{Dick Watson}
Dick Watson

Most Americans would like to lose weight, particularly if they could eat, and eat some more, at the same time. Dick Watson recently told the Right Angle Club about an adventure cruise on a sailing ship in the South Pacific, where he and everyone else ate huge mounds of delicious food, but still lost 12 pounds in a month. About twenty of these voyagers spent eight thousand dollars for the privilege of working as sailors for a month on an authentic pre-steam brigantine, sailing from Aukland to Easter Island. Dick took fourteen hundred beautiful photos of the experience, but most of his audience sat transfixed at the description of the horrors of sailor life. Not your average luxury cruise.

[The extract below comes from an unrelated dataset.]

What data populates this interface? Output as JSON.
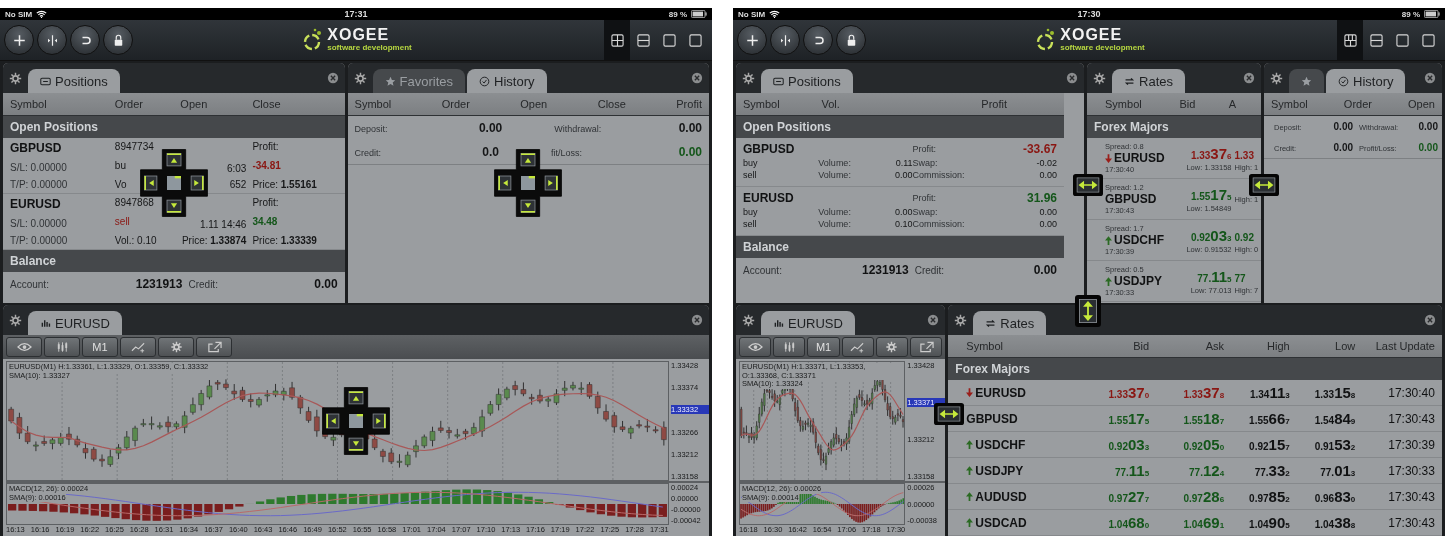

A brigantine is about an eighth the size of the Moshulu parked in Penn's Landing, and definitely does not plow the waves. Bobbing like a cork with every ripple, the ship "rode" waves throughout this "Pacific" cruise that averaged six meters or about twenty feet high. It thus follows that every single voyager was deathly sea-sick for the first two or three days; welcome to the bounding main. In spite of excruciating incapacity, sailors are not excused from standing watch; that's just about the first law of the sea. However, after a few days, this problem seems to go away for almost everyone and becomes only an initiation rite in retrospect. What doesn't go away is the wind, the cold, and the rain. Climbing the rigging gets you up to the fighting top, a wooden platform forty feet above the deck. Bigger ships sometimes have a hole in that platform to crawl through, but brigantines don't have rubber holes. You climb the mast and work your way out to the edge of the platform hanging upside down, then drag yourself up and over the edge. Once you are there, you can attach your safety belt, but the transition depends entirely on having enough strength in your hands to hold on while the ship rocks from side to side, forty feet below. Above the fighting, the top is another fifty feet of climbing, as the shrouds (ropes) which are attached to the top narrow down to the point where there is no longer room for your foot unless you turn it sideways. Ballet dancers learn to walk on their toes, but walking and climbing on the side of your foot is a step beyond excruciating.

Perhaps it is the good thing our ancestors came over to settle America that way. Except for a few people like Benjamin Franklin they gladly gave up all thought of returning to the home country. However difficult it may have seemed to cope with the Indians and all, they were going to be Americans forever. Other people could fight wars about events that took place in 1384. We weren't going to worry about that sort of thing because we were not going back, ever.

Originally published: Friday, October 26, 2007; most-recently modified: Wednesday, August 07, 2019